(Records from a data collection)
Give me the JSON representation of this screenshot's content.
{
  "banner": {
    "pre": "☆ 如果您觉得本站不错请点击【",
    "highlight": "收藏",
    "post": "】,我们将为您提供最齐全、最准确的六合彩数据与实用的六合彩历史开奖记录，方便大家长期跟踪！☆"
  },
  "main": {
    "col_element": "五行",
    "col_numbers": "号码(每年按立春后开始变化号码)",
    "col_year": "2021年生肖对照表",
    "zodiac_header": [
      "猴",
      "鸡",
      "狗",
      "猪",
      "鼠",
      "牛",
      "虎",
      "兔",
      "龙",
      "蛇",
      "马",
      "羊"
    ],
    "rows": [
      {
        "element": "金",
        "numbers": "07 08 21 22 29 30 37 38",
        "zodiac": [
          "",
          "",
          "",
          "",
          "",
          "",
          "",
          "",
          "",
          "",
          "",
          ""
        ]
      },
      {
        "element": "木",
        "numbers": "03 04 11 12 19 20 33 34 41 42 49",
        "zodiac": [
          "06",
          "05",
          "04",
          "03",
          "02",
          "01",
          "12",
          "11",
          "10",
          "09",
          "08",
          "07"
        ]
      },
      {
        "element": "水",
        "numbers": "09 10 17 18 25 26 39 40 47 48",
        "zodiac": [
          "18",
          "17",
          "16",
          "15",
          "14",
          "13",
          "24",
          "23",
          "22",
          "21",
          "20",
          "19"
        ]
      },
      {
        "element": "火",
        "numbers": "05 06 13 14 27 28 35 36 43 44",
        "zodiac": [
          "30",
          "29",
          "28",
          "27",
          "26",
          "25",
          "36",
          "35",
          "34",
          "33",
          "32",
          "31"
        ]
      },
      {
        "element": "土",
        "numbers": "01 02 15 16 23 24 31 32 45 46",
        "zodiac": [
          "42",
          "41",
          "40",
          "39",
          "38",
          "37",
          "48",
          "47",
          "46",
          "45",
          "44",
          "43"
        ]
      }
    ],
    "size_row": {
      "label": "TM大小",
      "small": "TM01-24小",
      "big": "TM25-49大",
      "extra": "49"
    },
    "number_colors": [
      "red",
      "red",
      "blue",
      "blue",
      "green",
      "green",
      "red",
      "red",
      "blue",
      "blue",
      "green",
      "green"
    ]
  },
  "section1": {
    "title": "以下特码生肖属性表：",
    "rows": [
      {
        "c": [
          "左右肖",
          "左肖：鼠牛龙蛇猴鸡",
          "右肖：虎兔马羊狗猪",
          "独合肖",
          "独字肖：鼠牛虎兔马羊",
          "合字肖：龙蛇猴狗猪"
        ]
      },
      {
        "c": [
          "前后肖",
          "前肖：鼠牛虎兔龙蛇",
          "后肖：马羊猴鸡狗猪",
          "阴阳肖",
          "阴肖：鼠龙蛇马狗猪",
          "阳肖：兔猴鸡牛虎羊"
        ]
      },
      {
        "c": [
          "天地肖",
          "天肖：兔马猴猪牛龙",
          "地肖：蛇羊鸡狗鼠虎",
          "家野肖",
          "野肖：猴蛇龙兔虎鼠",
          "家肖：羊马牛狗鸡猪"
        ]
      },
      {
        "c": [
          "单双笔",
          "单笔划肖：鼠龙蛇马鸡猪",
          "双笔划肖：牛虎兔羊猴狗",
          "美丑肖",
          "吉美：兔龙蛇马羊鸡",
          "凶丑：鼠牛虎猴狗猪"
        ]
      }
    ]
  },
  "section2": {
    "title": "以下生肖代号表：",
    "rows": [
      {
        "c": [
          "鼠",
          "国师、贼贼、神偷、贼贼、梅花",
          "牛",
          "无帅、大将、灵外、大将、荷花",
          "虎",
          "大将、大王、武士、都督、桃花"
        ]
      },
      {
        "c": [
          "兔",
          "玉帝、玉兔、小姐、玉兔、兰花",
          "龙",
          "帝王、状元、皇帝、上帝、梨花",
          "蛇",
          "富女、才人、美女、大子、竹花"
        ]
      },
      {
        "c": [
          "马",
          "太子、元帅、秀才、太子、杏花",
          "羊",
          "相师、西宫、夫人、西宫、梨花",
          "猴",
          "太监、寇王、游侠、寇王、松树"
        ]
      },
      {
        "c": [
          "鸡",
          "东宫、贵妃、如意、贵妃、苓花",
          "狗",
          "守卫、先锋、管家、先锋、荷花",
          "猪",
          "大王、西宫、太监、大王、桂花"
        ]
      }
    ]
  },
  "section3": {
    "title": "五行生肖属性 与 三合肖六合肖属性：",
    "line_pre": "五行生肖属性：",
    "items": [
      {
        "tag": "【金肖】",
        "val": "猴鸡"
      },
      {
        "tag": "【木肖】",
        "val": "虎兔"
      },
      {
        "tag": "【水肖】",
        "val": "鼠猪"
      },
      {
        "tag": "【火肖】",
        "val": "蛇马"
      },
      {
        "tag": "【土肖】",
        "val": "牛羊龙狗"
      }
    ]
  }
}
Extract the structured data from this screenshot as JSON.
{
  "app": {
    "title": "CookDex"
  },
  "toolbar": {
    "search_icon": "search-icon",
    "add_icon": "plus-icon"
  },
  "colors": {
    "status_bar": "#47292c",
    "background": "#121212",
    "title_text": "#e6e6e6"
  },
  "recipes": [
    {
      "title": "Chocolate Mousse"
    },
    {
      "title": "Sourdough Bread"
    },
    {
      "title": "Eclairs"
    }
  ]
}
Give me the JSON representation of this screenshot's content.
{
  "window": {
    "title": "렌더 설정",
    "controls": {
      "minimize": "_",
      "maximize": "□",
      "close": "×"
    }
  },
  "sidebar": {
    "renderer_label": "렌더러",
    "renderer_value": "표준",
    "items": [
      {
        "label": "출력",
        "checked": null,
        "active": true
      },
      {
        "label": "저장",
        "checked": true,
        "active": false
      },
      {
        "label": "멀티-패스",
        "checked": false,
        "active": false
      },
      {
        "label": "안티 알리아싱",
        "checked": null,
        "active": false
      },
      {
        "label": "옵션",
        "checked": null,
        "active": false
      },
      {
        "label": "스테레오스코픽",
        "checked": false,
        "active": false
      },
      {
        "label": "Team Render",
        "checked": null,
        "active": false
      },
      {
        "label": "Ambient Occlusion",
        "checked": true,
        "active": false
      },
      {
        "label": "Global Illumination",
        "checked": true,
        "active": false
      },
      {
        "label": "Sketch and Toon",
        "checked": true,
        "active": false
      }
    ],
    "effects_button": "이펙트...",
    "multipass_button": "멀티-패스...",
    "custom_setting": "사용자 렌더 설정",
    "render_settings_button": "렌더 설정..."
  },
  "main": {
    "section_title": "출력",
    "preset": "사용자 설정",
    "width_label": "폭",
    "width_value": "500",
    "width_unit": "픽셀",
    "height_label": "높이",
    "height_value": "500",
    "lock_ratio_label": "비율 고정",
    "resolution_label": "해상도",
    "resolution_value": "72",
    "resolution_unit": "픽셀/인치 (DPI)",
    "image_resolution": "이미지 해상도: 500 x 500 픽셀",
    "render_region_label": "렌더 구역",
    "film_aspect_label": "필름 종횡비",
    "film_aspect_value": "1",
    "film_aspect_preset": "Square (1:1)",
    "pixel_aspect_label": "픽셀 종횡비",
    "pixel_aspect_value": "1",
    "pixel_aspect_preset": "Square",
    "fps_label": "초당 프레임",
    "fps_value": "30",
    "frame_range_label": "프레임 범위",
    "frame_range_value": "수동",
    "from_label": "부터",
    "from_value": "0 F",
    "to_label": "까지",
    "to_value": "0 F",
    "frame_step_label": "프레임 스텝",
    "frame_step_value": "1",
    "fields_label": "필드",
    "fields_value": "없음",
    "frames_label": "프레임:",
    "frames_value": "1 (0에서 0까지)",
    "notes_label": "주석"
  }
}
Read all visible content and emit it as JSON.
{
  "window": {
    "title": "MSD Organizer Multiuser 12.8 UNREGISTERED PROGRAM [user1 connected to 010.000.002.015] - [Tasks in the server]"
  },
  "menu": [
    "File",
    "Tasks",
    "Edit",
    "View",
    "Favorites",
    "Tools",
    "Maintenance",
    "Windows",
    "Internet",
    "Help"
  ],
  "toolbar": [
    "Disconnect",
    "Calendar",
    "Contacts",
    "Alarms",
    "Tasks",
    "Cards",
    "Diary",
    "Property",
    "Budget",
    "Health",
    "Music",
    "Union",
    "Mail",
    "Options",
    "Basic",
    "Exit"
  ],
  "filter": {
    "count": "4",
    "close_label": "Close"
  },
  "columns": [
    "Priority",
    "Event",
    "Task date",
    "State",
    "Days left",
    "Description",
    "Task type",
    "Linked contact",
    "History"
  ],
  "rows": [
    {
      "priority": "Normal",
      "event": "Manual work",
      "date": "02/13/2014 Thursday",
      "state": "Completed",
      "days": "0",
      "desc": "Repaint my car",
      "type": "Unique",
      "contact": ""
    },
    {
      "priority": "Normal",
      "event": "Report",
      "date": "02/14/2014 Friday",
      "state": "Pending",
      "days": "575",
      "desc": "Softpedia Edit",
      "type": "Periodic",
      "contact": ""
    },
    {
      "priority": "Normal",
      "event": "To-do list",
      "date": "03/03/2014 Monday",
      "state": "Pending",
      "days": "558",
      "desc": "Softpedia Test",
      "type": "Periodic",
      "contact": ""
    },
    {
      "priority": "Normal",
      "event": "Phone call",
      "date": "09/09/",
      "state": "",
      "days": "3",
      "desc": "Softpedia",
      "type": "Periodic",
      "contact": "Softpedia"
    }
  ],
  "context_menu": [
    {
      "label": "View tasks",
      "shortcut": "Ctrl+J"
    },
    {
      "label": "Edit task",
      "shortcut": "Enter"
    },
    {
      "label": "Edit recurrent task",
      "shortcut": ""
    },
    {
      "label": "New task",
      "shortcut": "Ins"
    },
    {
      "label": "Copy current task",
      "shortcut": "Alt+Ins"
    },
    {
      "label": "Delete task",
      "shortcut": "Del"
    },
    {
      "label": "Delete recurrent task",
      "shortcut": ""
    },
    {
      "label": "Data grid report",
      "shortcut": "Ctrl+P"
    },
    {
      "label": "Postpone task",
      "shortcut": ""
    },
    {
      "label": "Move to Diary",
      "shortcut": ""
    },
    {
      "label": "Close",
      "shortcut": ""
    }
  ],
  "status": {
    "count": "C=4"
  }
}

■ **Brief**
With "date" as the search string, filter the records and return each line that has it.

■ **Result below**
    "Task date",
      "date": "02/13/2014 Thursday",
      "date": "02/14/2014 Friday",
      "date": "03/03/2014 Monday",
      "date": "09/09/",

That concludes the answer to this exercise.